Hooray, it’s Trump v. Mazars day. AGAIN. As a result of it’s all the time and eternally 2020.
In 2019, varied Home Committees, newly underneath the management of a Democratic majority, subpoenaed then President Trump’s accounting firm Mazars USA, LLP for a mountain of monetary paperwork on the idea that it might inform the legislative course of. Trump sued his accountants, with a lift from Invoice Barr on the DOJ, and in 2020, the Supreme Court docket issued a spiffy, new four-part take a look at for congressional subpoenas of a sitting president’s private data.
In gentle of the requirement that he consider for (1) relevance to legislative goal, (2) overbroadness, (3) whether or not the supplies may very well be obtained elsewhere, and (4) the burden on a sitting president, US District Choose Amit Mehta pared again the subpoena in August 2021, limiting the question to paperwork submitted throughout the time Trump was in workplace. He additionally tossed the demand for paperwork referring to doable modifications in presidential disclosure necessities, though he agreed that Trump’s lease of the Trump Resort in DC from the federal authorities offers a ample legislative foundation for the Committee to get a number of what it initially wished.
Either side appealed, which is how this neverending saga wound up again on the DC Circuit this morning in entrance of Chief Choose Sri Srinivasan, Choose Judith Rogers, and Choose Ketanji Brown Jackson.
Either side bought beat up fairly good, though Trump’s lawyer Cameron Norris of Consovoy McCarthy PLLC took probably the most bruising hits. His argument that the Mazars holding was primarily about defending the chief from an “inherently suspicious” subpoena from a “rival department” met with rapid skepticism, notably from Choose Jackson.
The difficulty is one in all separation of powers — “a constitutional precept, not a political one” — somewhat than competitors between the branches, she noticed. Choose Jackson equally flagged “one other separation of powers downside: making use of heightened scrutiny to forestall congress doing its job.”
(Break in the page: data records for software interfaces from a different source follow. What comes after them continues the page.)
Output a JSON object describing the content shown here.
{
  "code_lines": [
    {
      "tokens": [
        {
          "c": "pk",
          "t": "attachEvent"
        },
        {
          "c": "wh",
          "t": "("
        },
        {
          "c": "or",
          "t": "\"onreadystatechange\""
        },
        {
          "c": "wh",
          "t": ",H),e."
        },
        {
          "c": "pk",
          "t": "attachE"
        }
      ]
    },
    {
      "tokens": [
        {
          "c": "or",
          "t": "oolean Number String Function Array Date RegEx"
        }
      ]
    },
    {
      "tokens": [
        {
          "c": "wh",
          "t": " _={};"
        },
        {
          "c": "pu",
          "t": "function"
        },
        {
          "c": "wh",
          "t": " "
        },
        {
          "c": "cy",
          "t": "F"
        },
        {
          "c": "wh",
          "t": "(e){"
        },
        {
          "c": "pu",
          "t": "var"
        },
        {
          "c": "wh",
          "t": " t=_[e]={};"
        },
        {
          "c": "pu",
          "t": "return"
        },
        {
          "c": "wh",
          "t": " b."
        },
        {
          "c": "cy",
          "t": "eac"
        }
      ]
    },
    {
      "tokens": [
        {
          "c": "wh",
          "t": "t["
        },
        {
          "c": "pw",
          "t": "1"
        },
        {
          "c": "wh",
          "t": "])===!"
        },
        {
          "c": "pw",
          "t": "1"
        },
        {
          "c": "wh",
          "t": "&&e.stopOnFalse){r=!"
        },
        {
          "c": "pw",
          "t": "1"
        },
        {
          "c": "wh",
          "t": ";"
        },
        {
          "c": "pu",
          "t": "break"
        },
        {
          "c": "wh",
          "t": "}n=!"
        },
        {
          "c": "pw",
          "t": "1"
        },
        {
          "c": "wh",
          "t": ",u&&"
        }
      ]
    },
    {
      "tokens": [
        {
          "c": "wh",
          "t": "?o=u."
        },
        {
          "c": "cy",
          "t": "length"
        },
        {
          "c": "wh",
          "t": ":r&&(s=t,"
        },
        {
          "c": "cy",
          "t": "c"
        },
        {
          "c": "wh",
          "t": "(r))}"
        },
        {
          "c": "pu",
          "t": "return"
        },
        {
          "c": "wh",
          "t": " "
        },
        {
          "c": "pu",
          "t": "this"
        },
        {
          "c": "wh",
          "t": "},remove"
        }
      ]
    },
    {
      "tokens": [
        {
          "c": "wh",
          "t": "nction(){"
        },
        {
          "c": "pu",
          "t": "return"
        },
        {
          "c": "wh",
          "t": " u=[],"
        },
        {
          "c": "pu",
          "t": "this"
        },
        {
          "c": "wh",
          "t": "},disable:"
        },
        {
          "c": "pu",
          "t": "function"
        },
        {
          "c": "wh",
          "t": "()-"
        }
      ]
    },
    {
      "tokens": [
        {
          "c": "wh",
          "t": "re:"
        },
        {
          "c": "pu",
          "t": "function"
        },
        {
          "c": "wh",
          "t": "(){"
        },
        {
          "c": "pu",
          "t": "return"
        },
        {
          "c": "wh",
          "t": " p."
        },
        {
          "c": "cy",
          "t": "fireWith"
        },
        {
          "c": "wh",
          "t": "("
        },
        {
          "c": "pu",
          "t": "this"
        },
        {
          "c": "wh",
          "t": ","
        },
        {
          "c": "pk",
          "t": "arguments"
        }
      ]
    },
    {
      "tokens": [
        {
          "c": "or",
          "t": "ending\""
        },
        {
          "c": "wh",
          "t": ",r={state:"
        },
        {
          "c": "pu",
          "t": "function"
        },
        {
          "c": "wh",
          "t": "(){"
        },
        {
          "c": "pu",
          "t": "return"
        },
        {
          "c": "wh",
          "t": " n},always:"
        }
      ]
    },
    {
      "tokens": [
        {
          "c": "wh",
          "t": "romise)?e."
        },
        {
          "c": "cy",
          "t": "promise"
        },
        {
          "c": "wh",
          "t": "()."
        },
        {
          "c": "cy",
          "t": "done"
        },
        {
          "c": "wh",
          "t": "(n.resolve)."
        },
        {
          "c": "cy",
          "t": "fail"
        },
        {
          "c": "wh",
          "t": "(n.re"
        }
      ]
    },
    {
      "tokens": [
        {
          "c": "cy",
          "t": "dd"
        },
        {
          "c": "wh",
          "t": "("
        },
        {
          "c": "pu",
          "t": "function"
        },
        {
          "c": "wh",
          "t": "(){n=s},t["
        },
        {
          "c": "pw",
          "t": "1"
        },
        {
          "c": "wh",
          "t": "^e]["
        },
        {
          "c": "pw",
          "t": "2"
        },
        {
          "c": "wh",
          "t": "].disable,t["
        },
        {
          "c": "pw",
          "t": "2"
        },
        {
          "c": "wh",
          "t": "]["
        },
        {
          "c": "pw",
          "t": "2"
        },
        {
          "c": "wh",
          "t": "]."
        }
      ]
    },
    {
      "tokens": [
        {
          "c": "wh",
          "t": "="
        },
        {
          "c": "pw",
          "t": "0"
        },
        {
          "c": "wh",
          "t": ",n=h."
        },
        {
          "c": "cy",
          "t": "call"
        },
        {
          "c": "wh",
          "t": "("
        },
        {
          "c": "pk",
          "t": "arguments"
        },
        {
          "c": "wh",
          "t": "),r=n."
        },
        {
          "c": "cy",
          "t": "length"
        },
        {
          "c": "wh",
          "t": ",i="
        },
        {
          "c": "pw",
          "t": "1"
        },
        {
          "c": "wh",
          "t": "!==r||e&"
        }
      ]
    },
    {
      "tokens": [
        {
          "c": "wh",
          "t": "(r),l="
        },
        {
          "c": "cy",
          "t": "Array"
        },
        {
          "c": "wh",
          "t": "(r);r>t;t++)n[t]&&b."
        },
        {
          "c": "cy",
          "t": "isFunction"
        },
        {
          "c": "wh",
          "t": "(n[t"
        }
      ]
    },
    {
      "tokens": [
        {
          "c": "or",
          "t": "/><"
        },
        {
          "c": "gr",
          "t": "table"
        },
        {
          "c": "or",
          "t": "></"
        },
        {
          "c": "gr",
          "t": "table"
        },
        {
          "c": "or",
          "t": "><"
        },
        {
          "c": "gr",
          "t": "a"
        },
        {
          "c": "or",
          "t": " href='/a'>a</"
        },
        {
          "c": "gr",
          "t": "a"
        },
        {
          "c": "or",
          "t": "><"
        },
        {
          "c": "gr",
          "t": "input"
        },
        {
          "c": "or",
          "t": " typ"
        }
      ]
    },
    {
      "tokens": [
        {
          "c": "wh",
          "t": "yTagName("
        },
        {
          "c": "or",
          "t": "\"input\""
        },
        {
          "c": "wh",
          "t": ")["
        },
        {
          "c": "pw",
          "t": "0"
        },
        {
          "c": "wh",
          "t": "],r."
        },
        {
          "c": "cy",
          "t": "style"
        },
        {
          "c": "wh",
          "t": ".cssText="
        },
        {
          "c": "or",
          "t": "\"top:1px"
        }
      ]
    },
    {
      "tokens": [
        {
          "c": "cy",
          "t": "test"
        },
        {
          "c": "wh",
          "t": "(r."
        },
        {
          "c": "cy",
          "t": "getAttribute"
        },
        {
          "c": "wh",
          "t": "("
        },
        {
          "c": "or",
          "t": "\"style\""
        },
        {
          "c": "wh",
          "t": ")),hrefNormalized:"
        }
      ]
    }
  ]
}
Later within the listening to, Choose Rogers echoed this, expressing “concern that the court docket not view itself as some type of superintendent of selections about what’s related inquiry for laws.”
Norris’s different arguments, together with fearmongering about Congress coercing a sitting president to enact laws by threatening to subpoena and publicize his private data the second he leaves workplace, met with various pushback.
“You appear to be attempting to carve out particular standing for [Trump] as a former president that I haven’t seen earlier than within the legislation,” Choose Jackson pushed again, asking later “How is that in keeping with the rule of legislation and full and full switch of energy?”
However not one of the judges appeared to note when Norris referred to the subpoenas as resting on the skinny reed of a “2016 mortgage” to former Trumpland fixer Michael Cohen.
The “mortgage” was to cowl the hush cash payoff to Stormy Daniels to maintain quiet about their alleged affair, and certainly Cohen pled responsible to creating an unlawful marketing campaign contribution in reference to it.
Home Counsel Douglas Letter fared solely barely higher, with the court docket attempting to puzzle out what metric to make use of in the event that they settle for the argument that Mazars doesn’t apply to a former president. Chief Choose Srinivasan recommended that the illogical consequence can be that an unlawful congressional subpoena would magically turn out to be legitimate on January 20 “underneath a regular that instantly will get turned off as a result of the president left workplace.”
In any occasion, Letter introduced confidently that the federal government may “simply” meet the Mazars commonplace if the court docket decides to use it, pointing to the presence of three billionaires within the 2020 presidential race to assist of the competition that Congress wants to have a look at Trump’s funds to plan for the contingency of getting one other businessman president.
The panel grappled with the difficulty of whether or not they have been required to edit the subpoena themselves, as Choose Mehta did, or to strike the subpoena in its entirety. Unsurprisingly, the Home counsel favored the previous strategy, whereas Trump’s lawyer warned of ethical hazard of permitting Congress to craft wildly overbroad subpoenas secure within the information that courts would take duty for limiting scope.
In the long run, the judges appeared to agree with the trial court docket that the GSA-hotel claims offered a stronger foundation for the doc demand than the generalized must legislate in case one other wealthy man will get elected.
However whatever the consequence, nobody within the room believes the panel would be the final phrase on the case. Letter urged the court docket to rule as expeditiously as doable, however with the midterms quick approaching, the chances that the GOP can take again the Home and nope out of the case earlier than it returns but once more to Choose Mehta improve by the day.
Liz Dye lives in Baltimore the place she writes about legislation and politics.